Sorry powerdownkiwi if I’m being a bit overly sarcastic but I really don’t see this ending up that well. For one within a generation or two all those scientists who had been producing antibiotics and developing new vaccines will have passed and there will be massive amounts of institutional knowledge lost in all areas of science and there will be no such thing as innovation. We’ll return to having a life expectancy of 30. No the current system isn’t perfect but honestly I just don’t believe the simpler life one will work at all. Sorry not a convert☹️

No - as believers in so many things, always are. For some it's pie in the sky when you die. For others, it's endless growth on a finite planet.
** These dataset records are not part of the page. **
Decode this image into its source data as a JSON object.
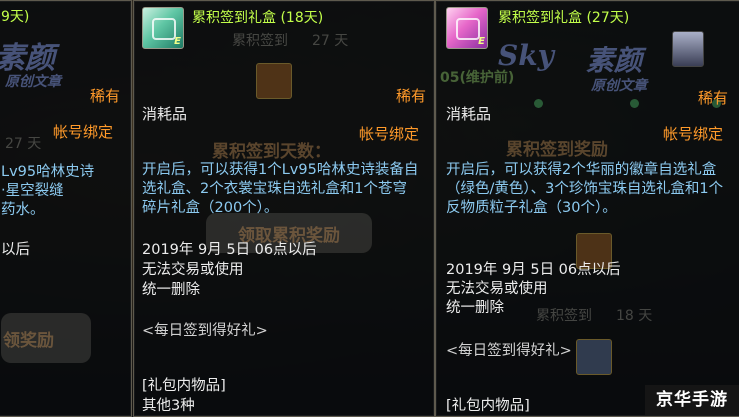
{
  "left_panel": {
    "title_fragment": "9天)",
    "watermark": "素颜",
    "watermark_sub": "原创文章",
    "rarity": "稀有",
    "binding": "帐号绑定",
    "bg_number": "27 天",
    "desc_lines": [
      "Lv95哈林史诗",
      "‧星空裂缝",
      "药水。"
    ],
    "date_fragment": "以后",
    "bg_button": "领奖励"
  },
  "middle_panel": {
    "item_title": "累积签到礼盒 (18天)",
    "bg_label": "累积签到",
    "bg_days": "27 天",
    "bg_heading": "累积签到天数：",
    "bg_button": "领取累积奖励",
    "rarity": "稀有",
    "category": "消耗品",
    "binding": "帐号绑定",
    "description": "开启后，可以获得1个Lv95哈林史诗装备自选礼盒、2个衣裳宝珠自选礼盒和1个苍穹碎片礼盒（200个）。",
    "expiry_lines": [
      "2019年 9月 5日 06点以后",
      "无法交易或使用",
      "统一删除"
    ],
    "source": "<每日签到得好礼>",
    "contents_header": "[礼包内物品]",
    "contents_first": "其他3种"
  },
  "right_panel": {
    "item_title": "累积签到礼盒 (27天)",
    "watermark": "Sky",
    "watermark_logo": "素颜",
    "watermark_sub": "原创文章",
    "bg_fragment": "05(维护前)",
    "bg_heading": "累积签到奖励",
    "bg_label": "累积签到",
    "bg_days": "18 天",
    "rarity": "稀有",
    "category": "消耗品",
    "binding": "帐号绑定",
    "description": "开启后，可以获得2个华丽的徽章自选礼盒（绿色/黄色）、3个珍饰宝珠自选礼盒和1个反物质粒子礼盒（30个）。",
    "expiry_lines": [
      "2019年 9月 5日 06点以后",
      "无法交易或使用",
      "统一删除"
    ],
    "source": "<每日签到得好礼>",
    "contents_header": "[礼包内物品]"
  },
  "badge": "京华手游",
  "colors": {
    "title": "#c2ff4a",
    "rarity": "#ff9a2a",
    "description": "#8ccaf0"
  }
}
They're all beliefs and they're all based on falsehoods. Its a bit like praying as the Titanic went down - not a helluva lotta use.

Your only hope is the Dr Krumdieck types - your current regime is short-term screwed, and her crowd are all you have left.

Me, I think their chances are somewhere between none and less than none. I think we collapse, or go to major war over 'what's left'. My efforts, these days, are about post-collapse leadership - local, food-production, infrastructure triage, as-circular-as-possible a resource and nutrient stream.

I started doing Transition Engineering as a majority of my work about 12 years ago. I was getting really tired of NOT doing anything because it was too late and too hard and too expensive and too complicated. Luckily, I have a personality that is triggered by people telling me that I can't do or it's not done or it's too hard. I studied the psychology of breaking through being "stuck". I studied the sociology of social change. I studied history digging for transitions in social ideas and technologies. In particular civilisations like the Bronze Age Mediterranean, and big empires like the Roman Empire - Talk about a growth-addicted economy. And I've been really interested in what it was like at the time for the people in those societies when the old system and old assumptions weren't working any more. I think the rules are that 1) things can change unbelievably fast as far as the superstructure of the civilisation is concerned. 2) you can't go back.
Always there is the thing we as observers of the ruins call "collapse". History seems to think - "so what, it wasn't working". But things never go back to the way they were before. The people in human society who solve problems and figure out things are half of our adaptive strategy as a species. The other half is resisting changing things that work by ensconcing them in traditions and rituals.
I'm also pretty sure that the time of the big pivot or grand transition will bring the nonsense merchants out of the woodwork, so watch out for that.
There is a scenario where the people who supply and operate the systems for the oil and the fuels and the cars and the buildings and shipping and shopping... gain a common language and work in masse on changing everything for regeneration, wellbeing creation, resilience... and everybody else adapts, and yes the observers will see a collapse of the zombie economics - and the birth of a new economics.
Maybe have a wee read and see if you want to join in.